Survey: US Employers Rethinking Compensation Programs

Survey: US Employers Rethinking Compensation Programs

A new survey released last week by Willis Towers Watson illustrates the key factors driving US companies to reassess and change their compensation practices. In explaining why they were making these changes, employers cited cost, manager feedback, changes in the marketplace, and employee feedback as the most common motivations. WTW’s Getting Compensation Right Survey, conducted in April 2018, surveyed 1,949 employers worldwide, including 374 US employers whose total workforce comprises more than 5.2 million employees.

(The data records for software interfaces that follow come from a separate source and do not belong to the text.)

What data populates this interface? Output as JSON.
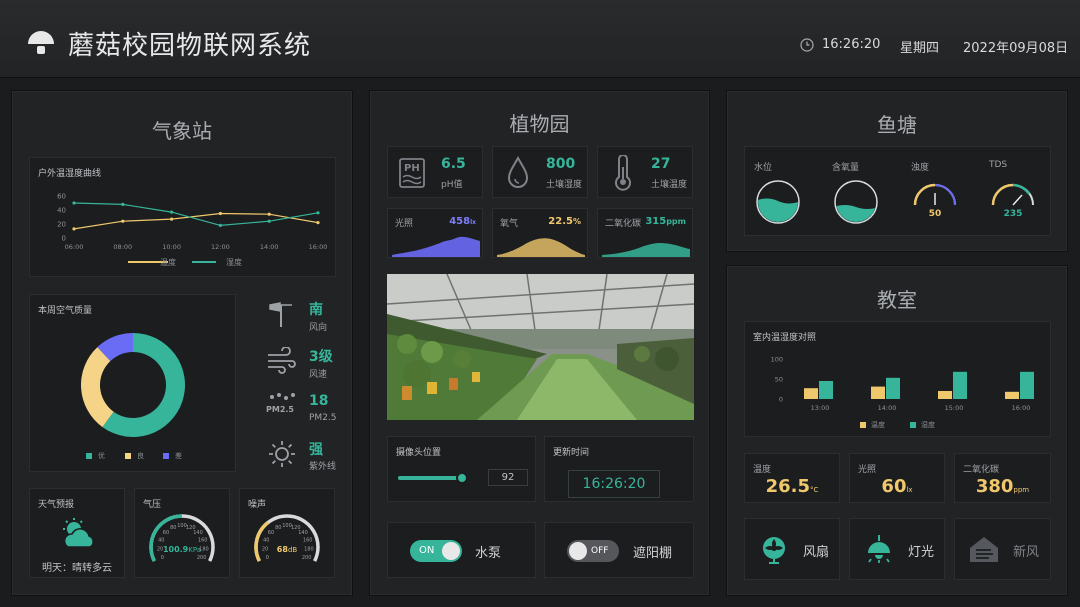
{
  "header": {
    "title": "蘑菇校园物联网系统",
    "time": "16:26:20",
    "weekday": "星期四",
    "date": "2022年09月08日"
  },
  "weather_station": {
    "title": "气象站",
    "temp_chart": {
      "title": "户外温湿度曲线",
      "legend": [
        "温度",
        "湿度"
      ],
      "chart_data": {
        "type": "line",
        "x": [
          "06:00",
          "08:00",
          "10:00",
          "12:00",
          "14:00",
          "16:00"
        ],
        "yticks": [
          "60",
          "40",
          "20",
          "0"
        ],
        "ylim": [
          0,
          60
        ],
        "series": [
          {
            "name": "温度",
            "color": "#f0c86c",
            "values": [
              13,
              24,
              27,
              35,
              34,
              22
            ]
          },
          {
            "name": "湿度",
            "color": "#36b59a",
            "values": [
              50,
              48,
              37,
              18,
              24,
              36
            ]
          }
        ]
      }
    },
    "aqi": {
      "title": "本周空气质量",
      "legend": [
        "优",
        "良",
        "差"
      ],
      "chart_data": {
        "type": "pie",
        "labels": [
          "优",
          "良",
          "差"
        ],
        "values": [
          60,
          28,
          12
        ],
        "colors": [
          "#36b59a",
          "#f5d488",
          "#6b6cf6"
        ]
      }
    },
    "wind_dir": {
      "value": "南",
      "label": "风向"
    },
    "wind_speed": {
      "value": "3级",
      "label": "风速"
    },
    "pm25": {
      "value": "18",
      "label": "PM2.5",
      "icon_text": "PM2.5"
    },
    "uv": {
      "value": "强",
      "label": "紫外线"
    },
    "forecast": {
      "title": "天气预报",
      "text": "明天：晴转多云"
    },
    "pressure": {
      "title": "气压",
      "value": "100.9",
      "unit": "KPa",
      "ticks": [
        "0",
        "20",
        "40",
        "60",
        "80",
        "100",
        "120",
        "140",
        "160",
        "180",
        "200"
      ],
      "level": 0.5
    },
    "noise": {
      "title": "噪声",
      "value": "68",
      "unit": "dB",
      "ticks": [
        "0",
        "20",
        "40",
        "60",
        "80",
        "100",
        "120",
        "140",
        "160",
        "180",
        "200"
      ],
      "level": 0.34
    }
  },
  "garden": {
    "title": "植物园",
    "ph": {
      "icon_text": "PH",
      "value": "6.5",
      "label": "pH值"
    },
    "soil_moisture": {
      "value": "800",
      "label": "土壤湿度"
    },
    "soil_temp": {
      "value": "27",
      "label": "土壤温度"
    },
    "light": {
      "label": "光照",
      "value": "458",
      "unit": "lx",
      "color": "#6b6cf6"
    },
    "oxygen": {
      "label": "氧气",
      "value": "22.5",
      "unit": "%",
      "color": "#f0c86c"
    },
    "co2": {
      "label": "二氧化碳",
      "value": "315",
      "unit": "ppm",
      "color": "#36b59a"
    },
    "camera": {
      "title": "摄像头位置",
      "value": "92",
      "level": 0.92
    },
    "update": {
      "title": "更新时间",
      "time": "16:26:20"
    },
    "pump": {
      "state": "ON",
      "label": "水泵"
    },
    "shade": {
      "state": "OFF",
      "label": "遮阳棚"
    }
  },
  "pond": {
    "title": "鱼塘",
    "water_level": {
      "label": "水位",
      "level": 0.5
    },
    "oxygen": {
      "label": "含氧量",
      "level": 0.35
    },
    "turbidity": {
      "label": "浊度",
      "value": "50",
      "level": 0.5
    },
    "tds": {
      "label": "TDS",
      "value": "235",
      "level": 0.82
    }
  },
  "classroom": {
    "title": "教室",
    "chart": {
      "title": "室内温湿度对照",
      "legend": [
        "温度",
        "湿度"
      ],
      "chart_data": {
        "type": "bar",
        "categories": [
          "13:00",
          "14:00",
          "15:00",
          "16:00"
        ],
        "yticks": [
          "100",
          "50",
          "0"
        ],
        "ylim": [
          0,
          100
        ],
        "series": [
          {
            "name": "温度",
            "color": "#f0c86c",
            "values": [
              27,
              31,
              20,
              18
            ]
          },
          {
            "name": "湿度",
            "color": "#36b59a",
            "values": [
              45,
              53,
              68,
              68
            ]
          }
        ]
      }
    },
    "temp": {
      "label": "温度",
      "value": "26.5",
      "unit": "°C"
    },
    "light": {
      "label": "光照",
      "value": "60",
      "unit": "lx"
    },
    "co2": {
      "label": "二氧化碳",
      "value": "380",
      "unit": "ppm"
    },
    "fan": {
      "label": "风扇"
    },
    "lamp": {
      "label": "灯光"
    },
    "fresh_air": {
      "label": "新风"
    }
  }
}
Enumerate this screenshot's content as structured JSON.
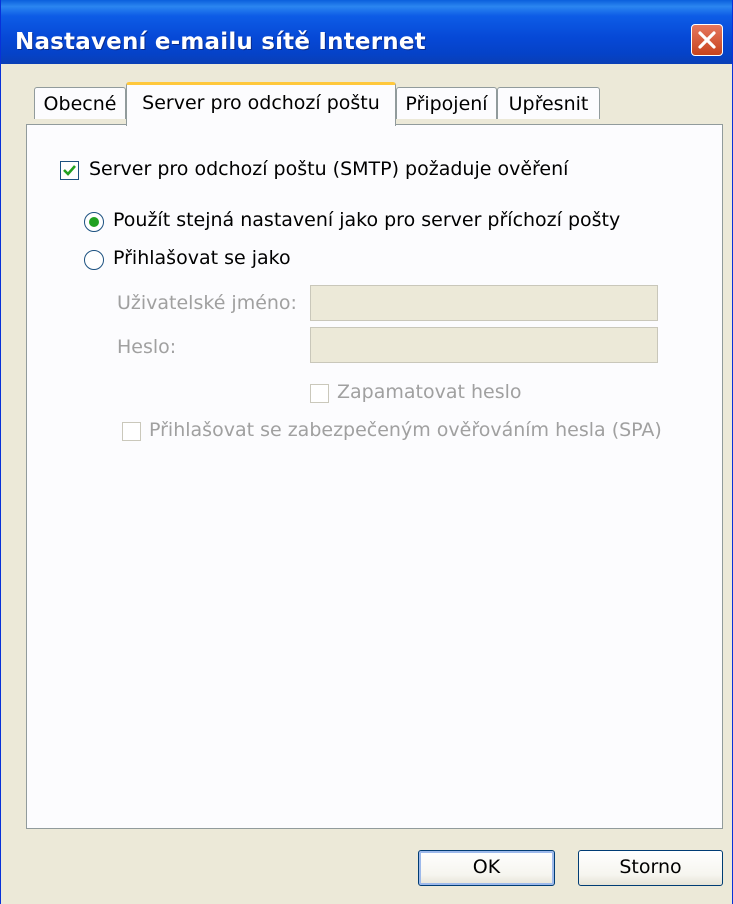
{
  "window": {
    "title": "Nastavení e-mailu sítě Internet"
  },
  "tabs": [
    {
      "label": "Obecné"
    },
    {
      "label": "Server pro odchozí poštu"
    },
    {
      "label": "Připojení"
    },
    {
      "label": "Upřesnit"
    }
  ],
  "smtp_auth": {
    "label": "Server pro odchozí poštu (SMTP) požaduje ověření",
    "checked": true
  },
  "options": {
    "same_settings": {
      "label": "Použít stejná nastavení jako pro server příchozí pošty",
      "selected": true
    },
    "login_as": {
      "label": "Přihlašovat se jako",
      "selected": false
    }
  },
  "fields": {
    "username": {
      "label": "Uživatelské jméno:",
      "value": ""
    },
    "password": {
      "label": "Heslo:",
      "value": ""
    }
  },
  "remember_password": {
    "label": "Zapamatovat heslo",
    "checked": false,
    "enabled": false
  },
  "spa": {
    "label": "Přihlašovat se zabezpečeným ověřováním hesla (SPA)",
    "checked": false,
    "enabled": false
  },
  "buttons": {
    "ok": "OK",
    "cancel": "Storno"
  },
  "colors": {
    "titlebar": "#0648d6",
    "accent_tab": "#ffc83c",
    "radio_dot": "#21a121",
    "check": "#21a121"
  }
}
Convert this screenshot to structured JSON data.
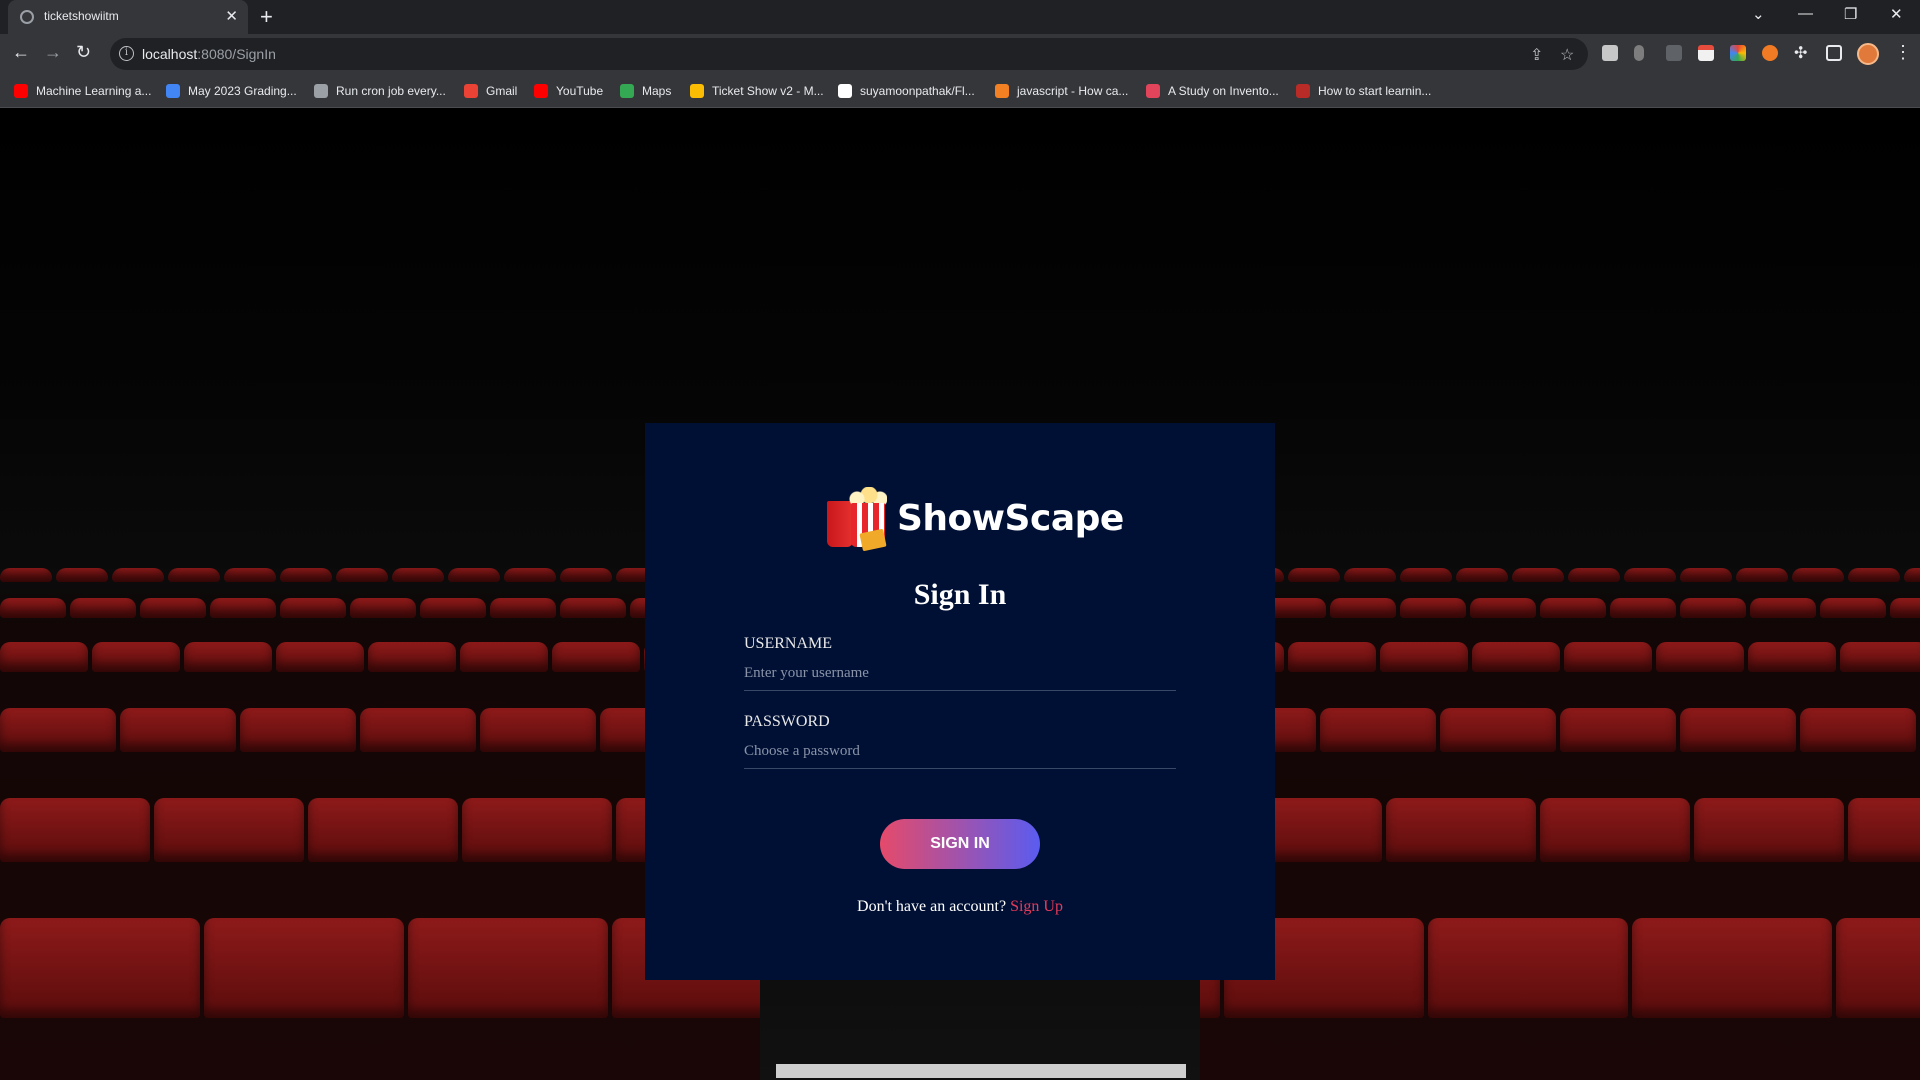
{
  "browser": {
    "tab_title": "ticketshowiitm",
    "tab_close": "✕",
    "new_tab": "+",
    "url_host": "localhost",
    "url_path": ":8080/SignIn",
    "bookmarks": [
      {
        "label": "Machine Learning a...",
        "color": "#ff0000"
      },
      {
        "label": "May 2023 Grading...",
        "color": "#4285f4"
      },
      {
        "label": "Run cron job every...",
        "color": "#9aa0a6"
      },
      {
        "label": "Gmail",
        "color": "#ea4335"
      },
      {
        "label": "YouTube",
        "color": "#ff0000"
      },
      {
        "label": "Maps",
        "color": "#34a853"
      },
      {
        "label": "Ticket Show v2 - M...",
        "color": "#fbbc04"
      },
      {
        "label": "suyamoonpathak/Fl...",
        "color": "#ffffff"
      },
      {
        "label": "javascript - How ca...",
        "color": "#f48024"
      },
      {
        "label": "A Study on Invento...",
        "color": "#e2445c"
      },
      {
        "label": "How to start learnin...",
        "color": "#b92b27"
      }
    ]
  },
  "card": {
    "brand": "ShowScape",
    "heading": "Sign In",
    "username_label": "USERNAME",
    "username_placeholder": "Enter your username",
    "password_label": "PASSWORD",
    "password_placeholder": "Choose a password",
    "submit_label": "SIGN IN",
    "signup_prompt": "Don't have an account?",
    "signup_link": "Sign Up"
  },
  "colors": {
    "card_bg": "#001034",
    "accent_pink": "#e83a5a",
    "button_gradient_start": "#e54a6a",
    "button_gradient_end": "#5a5cf0"
  }
}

Among the US employers, nearly half said they were considering or planning on redesigning their annual incentive plans, while more than a third said they were changing criteria for salary increases. This highlights a trend we’ve been seeing over the past few years, in which employers are rethinking the traditional annual raise and opting for more targeted and differentiated increases or bonuses to reward and incentivize performance. Many employers also told WTW that they were refocusing performance management to include future potential and possession of skills needed to drive the business in the future, as well as introducing recognition programs to provide on-the-spot rewards.

One move many companies are making is toward greater pay transparency, with 53 percent of respondents saying they were planning on or considering increasing the level of transparency around pay decisions. Our latest research at CEB, now Gartner, also finds that transparency is a growing concern among rewards functions. One driver of this trend is the increasing amount of information available to employees and candidates about what other people are earning in their roles, both within their organization and at other organizations, through external sources like Glassdoor or LinkedIn.

In our employee survey, we found that 42 percent of employees who had consulted one of these online sources for pay information had thought about leaving their current employer as a result. These external forms of transparency are making it increasingly important for employers to be more forthcoming about their pay practices and take control of the narrative around compensation at their organization to get ahead of employees who might find (potentially inaccurate) information elsewhere and draw their own conclusions.

Our research also agrees that employees’ demands for fairness and clarity in pay decisions is making transparency more important than ever before. The engagement benefits of pay transparency come from improving employees’ perceptions of the fairness of their pay, their trust in the organization’s pay practices, and their understanding of how pay decisions are made. When employees understand and trust the decision-making process—and perceive that process as fair—their confidence in the process translates into better outcomes for engagement and retention. (CEB Total Rewards Leadership Council members can learn more about our latest research on transparency by registering for one of our upcoming executive meetings.)

WTW’s survey also looked into what companies were doing to address issues of pay equity. Nearly two-thirds of US respondents said they already had formal processes in place for deciding annual incentives, hiring decisions, starting salaries, and base pay increases, to guard against bias or inconsistency. Still, 60 percent said they were planning to take action this year to prevent bias in hiring and pay decisions, most commonly by reevaluating their recruitment and promotion processes, conducting a gender pay or pay equity diagnostic, and increasing communication of policies and benefits that promote an inclusive culture.

Like pay transparency, pay equity is a process improvement for which there is no “one-and-done” solution, our research has found. The longer pay gaps are allowed to persist, the wider they grow and the more expensive it becomes to close them, so employers have a bottom-line interest in addressing these gaps sooner rather than later, as well as putting safeguards in place to proactively prevent them from opening up again. To tackle this problem, compensation executives and HR must identify and address all the points in the employee lifecycle where these gaps can appear, from starting salary offers to performance decisions, promotions, raises, and bonuses.

CEB Total Rewards Leadership Council members can read our full study on pay equity here, and can also learn more about how to maximize the impact of pay transparency through more focused communication, as well as how to reward performance accurately and communicate the link between performance and pay.